◆ Task item: Which of the lines below holds the string "name"? Copy every line that does.
/---
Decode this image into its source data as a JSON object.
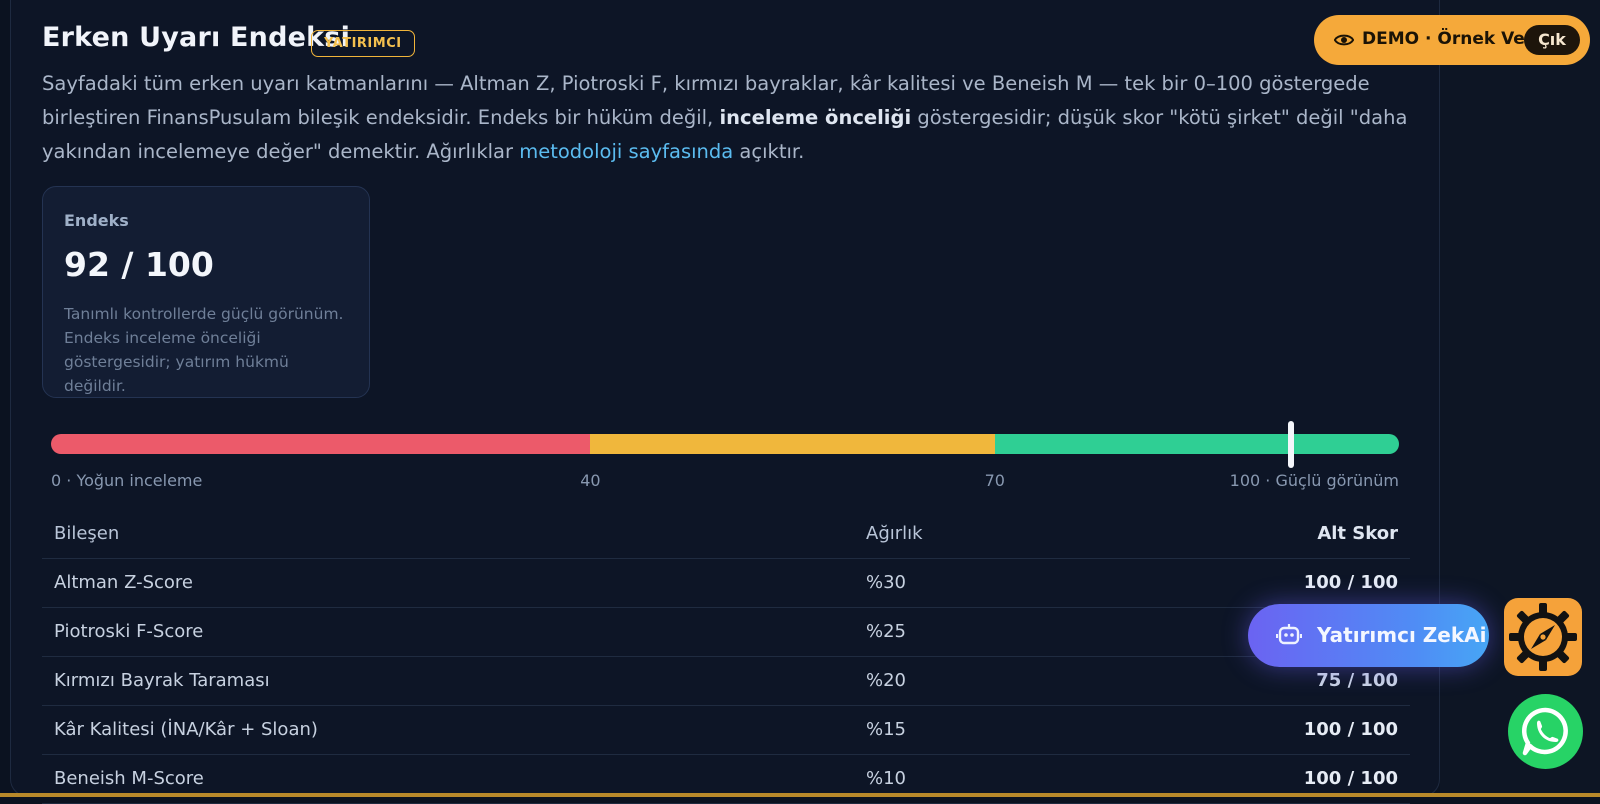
{
  "section": {
    "title": "Erken Uyarı Endeksi",
    "badge": "YATIRIMCI",
    "desc_1": "Sayfadaki tüm erken uyarı katmanlarını — Altman Z, Piotroski F, kırmızı bayraklar, kâr kalitesi ve Beneish M — tek bir 0–100 göstergede birleştiren FinansPusulam bileşik endeksidir. Endeks bir hüküm değil, ",
    "desc_bold": "inceleme önceliği",
    "desc_2": " göstergesidir; düşük skor \"kötü şirket\" değil \"daha yakından incelemeye değer\" demektir. Ağırlıklar ",
    "desc_link": "metodoloji sayfasında",
    "desc_3": " açıktır."
  },
  "score_card": {
    "label": "Endeks",
    "value": "92 / 100",
    "score": 92,
    "note": "Tanımlı kontrollerde güçlü görünüm. Endeks inceleme önceliği göstergesidir; yatırım hükmü değildir."
  },
  "gauge": {
    "thresholds": [
      40,
      70
    ],
    "colors": [
      "#ec5a6a",
      "#f0b73c",
      "#2fcf94"
    ],
    "label_min": "0 · Yoğun inceleme",
    "label_40": "40",
    "label_70": "70",
    "label_max": "100 · Güçlü görünüm"
  },
  "table": {
    "headers": {
      "component": "Bileşen",
      "weight": "Ağırlık",
      "sub_score": "Alt Skor"
    },
    "rows": [
      {
        "name": "Altman Z-Score",
        "weight": "%30",
        "score": "100 / 100"
      },
      {
        "name": "Piotroski F-Score",
        "weight": "%25",
        "score": ""
      },
      {
        "name": "Kırmızı Bayrak Taraması",
        "weight": "%20",
        "score": "75 / 100"
      },
      {
        "name": "Kâr Kalitesi (İNA/Kâr + Sloan)",
        "weight": "%15",
        "score": "100 / 100"
      },
      {
        "name": "Beneish M-Score",
        "weight": "%10",
        "score": "100 / 100"
      }
    ]
  },
  "demo": {
    "label": "DEMO · Örnek Veri",
    "exit": "Çık",
    "icon": "eye-icon"
  },
  "assistant": {
    "label": "Yatırımcı ZekAi",
    "icon": "robot-icon"
  },
  "floating": {
    "compass_icon": "compass-gear-icon",
    "whatsapp_icon": "whatsapp-icon"
  }
}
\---
◆ Answer for the task:
        "name": "Altman Z-Score",
        "name": "Piotroski F-Score",
        "name": "Kırmızı Bayrak Taraması",
        "name": "Kâr Kalitesi (İNA/Kâr + Sloan)",
        "name": "Beneish M-Score",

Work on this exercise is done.